Proprietary content available to the George Mason community for use in teaching and student assignments

Art: Online Images

Bioinformatics Images

Biology Images

Biomedical Sciences Images

Film & Music Resources

Neuroscience Images

Specialized Image Collections

Creative Commons

Creative Commons is a nonprofit organization that created free, easy-to-use copyright licenses offering a less restrictive copyright practice than the “All Rights Reserved” default. The six Creative Commons license options give you, as a creator, simple, standardized language that permits users to share, re-use, and even build upon a work you’ve created. Creative Commons encourages openness and sharing of knowledge while also protecting your rights as a creator.

To learn more about Creative Commons, click here or watch this short video for a quick and easy introduction:

Public Domain

Copyright protection starts the moment a copyrightable work is fixed, but it doesn’t last forever. After the copyright term of a work expires, the work enters the public domain, where it is freely available for anyone to use without having to obtain a license or pay a fee. Some works are automatically in the public domain, such as items created by federal government employees, or a creator may choose to make his/her work available in the public domain and by-pass copyright completely.

The websites below offer a selection of books, images, illustrations, audio, and films in the public domain. Moreover, many federal agency websites (see U.S. Government Photos and Images) contain public domain material you are free to use, with proper attribution.

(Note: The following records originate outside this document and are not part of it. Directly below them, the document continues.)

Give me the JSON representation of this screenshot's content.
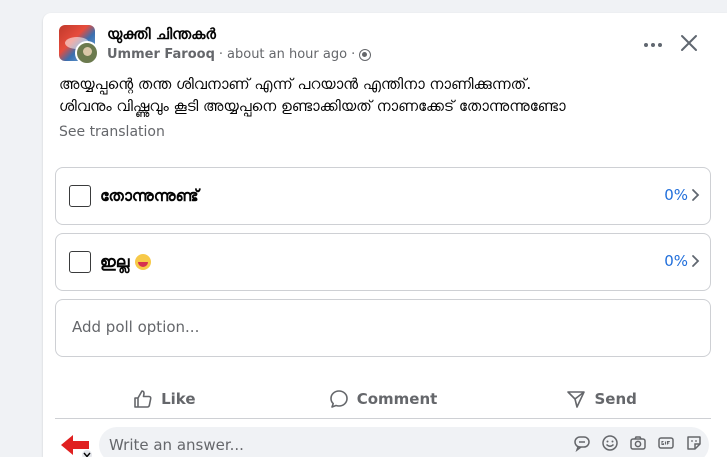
{
  "post": {
    "group_name": "യുക്തി ചിന്തകർ",
    "author": "Ummer Farooq",
    "separator": "·",
    "time": "about an hour ago",
    "text_line1": "അയ്യപ്പന്റെ തന്ത ശിവനാണ് എന്ന് പറയാൻ എന്തിനാ നാണിക്കുന്നത്.",
    "text_line2": "ശിവനും വിഷ്ണുവും കൂടി അയ്യപ്പനെ ഉണ്ടാക്കിയത് നാണക്കേട് തോന്നുന്നുണ്ടോ",
    "see_translation": "See translation"
  },
  "poll": {
    "options": [
      {
        "label": "തോന്നുന്നുണ്ട്",
        "percent": "0%",
        "emoji": ""
      },
      {
        "label": "ഇല്ല",
        "percent": "0%",
        "emoji": "laughing-emoji"
      }
    ],
    "add_placeholder": "Add poll option..."
  },
  "actions": {
    "like": "Like",
    "comment": "Comment",
    "send": "Send"
  },
  "answer": {
    "placeholder": "Write an answer..."
  },
  "colors": {
    "percent": "#216fdb",
    "border": "#ced0d4",
    "muted": "#65676b",
    "background": "#f0f2f5"
  },
  "icons": [
    "globe-icon",
    "more-options-icon",
    "close-icon",
    "chevron-right-icon",
    "like-icon",
    "comment-icon",
    "send-icon",
    "avatar-icon",
    "chat-bubble-icon",
    "emoji-icon",
    "camera-icon",
    "gif-icon",
    "sticker-icon"
  ]
}
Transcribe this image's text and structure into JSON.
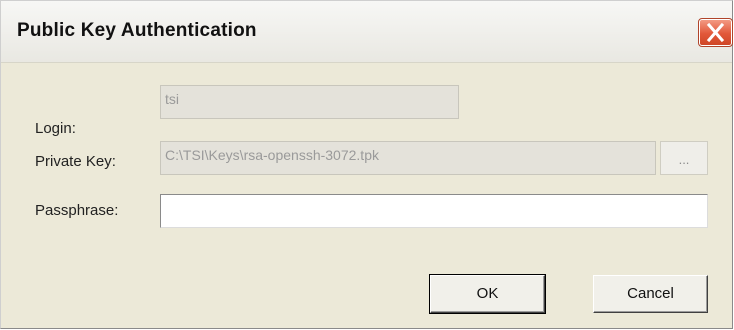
{
  "window": {
    "title": "Public Key Authentication",
    "close_symbol": "close-icon"
  },
  "form": {
    "login_label": "Login:",
    "login_value": "tsi",
    "private_key_label": "Private Key:",
    "private_key_value": "C:\\TSI\\Keys\\rsa-openssh-3072.tpk",
    "browse_label": "...",
    "passphrase_label": "Passphrase:",
    "passphrase_value": ""
  },
  "buttons": {
    "ok_label": "OK",
    "cancel_label": "Cancel"
  },
  "colors": {
    "dialog_background": "#ece9d8",
    "close_button": "#e2583a"
  }
}
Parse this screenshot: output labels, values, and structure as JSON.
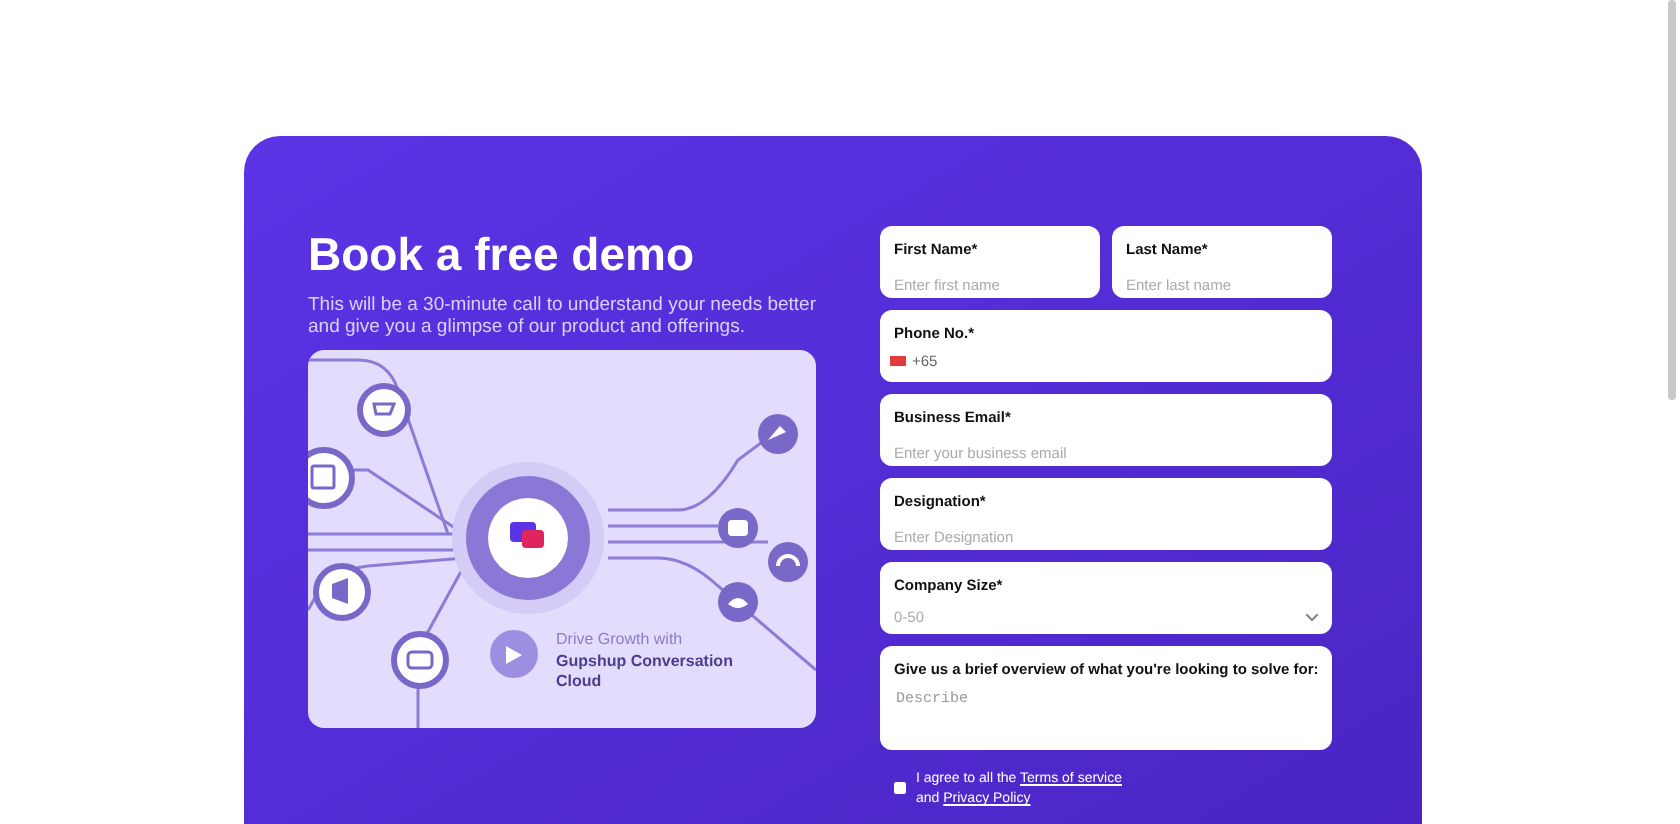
{
  "heading": "Book a free demo",
  "subheading": "This will be a 30-minute call to understand your needs better and give you a glimpse of our product and offerings.",
  "illustration": {
    "caption_small": "Drive Growth with",
    "caption_title": "Gupshup Conversation Cloud"
  },
  "form": {
    "rows": [
      [
        {
          "kind": "text",
          "label": "First Name*",
          "placeholder": "Enter first name"
        },
        {
          "kind": "text",
          "label": "Last Name*",
          "placeholder": "Enter last name"
        }
      ],
      [
        {
          "kind": "phone",
          "label": "Phone No.*",
          "value": "+65"
        }
      ],
      [
        {
          "kind": "text",
          "label": "Business Email*",
          "placeholder": "Enter your business email"
        }
      ],
      [
        {
          "kind": "text",
          "label": "Designation*",
          "placeholder": "Enter Designation"
        }
      ],
      [
        {
          "kind": "select",
          "label": "Company Size*",
          "value": "0-50"
        }
      ],
      [
        {
          "kind": "textarea",
          "label": "Give us a brief overview of what you're looking to solve for:",
          "placeholder": "Describe"
        }
      ]
    ],
    "agreement": {
      "checked": false,
      "text": "I agree to all the",
      "links": [
        "Terms of service",
        "Privacy Policy"
      ],
      "joiner": "and"
    }
  }
}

The Public Domain Slider will also give you an idea as to whether a work you want to use may be in the public domain.